De Blasio Signals Possible Shift In Parks Strategy
April 25, 2017
By Dana Rubinstein
Mayor Bill de Blasio is building new parkland.
His administration announced on Tuesday that his soon-to-be-unveiled executive budget will include $100 million to "significantly narrow" the "largest gap in the Manhattan Waterfront Greenway," the pedestrian and bike path that rings Manhattan.
The news comes just days after the city closed a $160 million deal to buy the final, 11-acre parcel necessary to complete Bushwick Inlet Park, in North Brooklyn.
Parks advocates have long groused about the state of the East River waterfront, which is separated from the city by the FDR Drive. They've also long compared de Blasio's park investments unfavorably to those of his predecessor, whose administration helped build Brooklyn Bridge Park and the High Line, opened Governors Island to the public and continued piecing togetherthe greenway that now almost entirely encircles the island of Manhattan.
All in, former mayor Michael Bloomberg claims to have added more than 850 acres to the city's parks system. So far, according to the de Blasio administration, it's added 115, including Bushwick Inlet and the planned greenway extension. That number includes, among other things the preservation of existing community gardens and seven acres at Fresh Kills.
Advocates hope Tuesday's news, coupled with the Bushwick Inlet development, signals a shift in de Blasio's priorities toward building parks, rather than merely maintaining existing ones, or adding a couple acres here and there.

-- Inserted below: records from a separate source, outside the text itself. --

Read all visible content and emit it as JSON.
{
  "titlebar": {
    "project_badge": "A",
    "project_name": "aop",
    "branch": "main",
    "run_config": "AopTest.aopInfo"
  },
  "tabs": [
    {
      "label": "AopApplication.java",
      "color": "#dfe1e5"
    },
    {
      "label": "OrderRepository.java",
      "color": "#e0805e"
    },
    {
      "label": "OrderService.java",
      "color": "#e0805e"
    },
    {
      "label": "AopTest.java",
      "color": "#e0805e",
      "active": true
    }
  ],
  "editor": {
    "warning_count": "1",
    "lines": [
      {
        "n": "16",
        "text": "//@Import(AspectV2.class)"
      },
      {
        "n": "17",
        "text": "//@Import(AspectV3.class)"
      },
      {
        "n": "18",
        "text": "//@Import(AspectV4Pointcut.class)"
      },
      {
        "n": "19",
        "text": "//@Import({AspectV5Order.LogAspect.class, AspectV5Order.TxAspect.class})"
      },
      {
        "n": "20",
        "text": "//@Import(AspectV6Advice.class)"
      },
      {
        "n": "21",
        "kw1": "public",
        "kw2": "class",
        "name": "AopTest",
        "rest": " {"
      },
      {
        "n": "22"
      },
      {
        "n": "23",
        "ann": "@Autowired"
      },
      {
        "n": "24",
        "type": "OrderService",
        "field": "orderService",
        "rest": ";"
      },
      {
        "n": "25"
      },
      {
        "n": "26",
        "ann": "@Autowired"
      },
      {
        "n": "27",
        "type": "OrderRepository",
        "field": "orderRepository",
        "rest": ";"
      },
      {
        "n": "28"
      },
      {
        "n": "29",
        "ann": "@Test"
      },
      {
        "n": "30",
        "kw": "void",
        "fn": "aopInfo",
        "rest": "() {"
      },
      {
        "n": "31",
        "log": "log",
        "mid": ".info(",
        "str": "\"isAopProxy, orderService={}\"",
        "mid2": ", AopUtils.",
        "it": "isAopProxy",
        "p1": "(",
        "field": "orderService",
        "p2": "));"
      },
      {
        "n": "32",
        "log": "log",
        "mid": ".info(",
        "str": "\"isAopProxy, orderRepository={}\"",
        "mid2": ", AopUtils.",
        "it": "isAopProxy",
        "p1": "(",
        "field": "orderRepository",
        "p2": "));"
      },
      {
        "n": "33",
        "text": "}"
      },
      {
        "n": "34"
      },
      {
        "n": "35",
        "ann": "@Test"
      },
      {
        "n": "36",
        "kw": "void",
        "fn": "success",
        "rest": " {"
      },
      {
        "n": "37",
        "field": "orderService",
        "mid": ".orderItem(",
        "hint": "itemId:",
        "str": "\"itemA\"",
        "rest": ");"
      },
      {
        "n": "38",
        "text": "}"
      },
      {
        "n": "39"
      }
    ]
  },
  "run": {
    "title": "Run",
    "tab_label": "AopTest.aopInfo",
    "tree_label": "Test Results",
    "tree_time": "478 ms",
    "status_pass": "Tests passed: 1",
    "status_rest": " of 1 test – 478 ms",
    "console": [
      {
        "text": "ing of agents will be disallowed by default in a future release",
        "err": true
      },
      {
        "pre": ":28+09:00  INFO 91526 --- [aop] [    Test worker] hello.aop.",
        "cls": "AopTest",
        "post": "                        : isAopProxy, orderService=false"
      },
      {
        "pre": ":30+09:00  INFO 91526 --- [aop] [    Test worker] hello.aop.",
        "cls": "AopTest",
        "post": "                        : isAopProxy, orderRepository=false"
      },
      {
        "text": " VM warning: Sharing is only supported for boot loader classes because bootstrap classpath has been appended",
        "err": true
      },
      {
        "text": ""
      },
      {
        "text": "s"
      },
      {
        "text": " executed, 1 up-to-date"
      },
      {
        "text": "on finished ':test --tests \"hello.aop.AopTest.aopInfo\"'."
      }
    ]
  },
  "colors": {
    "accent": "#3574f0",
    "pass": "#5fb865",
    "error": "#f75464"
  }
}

"I hope it means that the mayor’s thinking is opening up to other parks and greenways," said Adrian Benepe, the Bloomberg-era parks commissioner who is now a senior vice president at the Trust for Public Land and an advocate for building the so-called QueensWay.
The $100 million de Blasio announced Tuesday will go towards building a new East River esplanade between East 53rd and 61st streets. The project should be complete in 2022, the year after de Blasio's presumptive second term ends.
New Yorkers for Parks executive director Lynn Kelly said it represents an important acknowledgment that "open space is critical city infrastructure."
In the case of the greenway, de Blasio has decided to move ahead using city money, rather than wait for a complicated and apparently moribund land swap deal involving the United Nations to come to fruition.
"At this point, the city has decided this project is so important that they should just fund it, and I think that’s a very welcome step," said East side Assemblyman Brian Kavanagh.
Even so, gaps on the greenway remain, including portions in Inwood, Harlem and between 41st and 53rd streets.
"We’re going to need to find a way to address that," City Councilman Dan Garodnick said.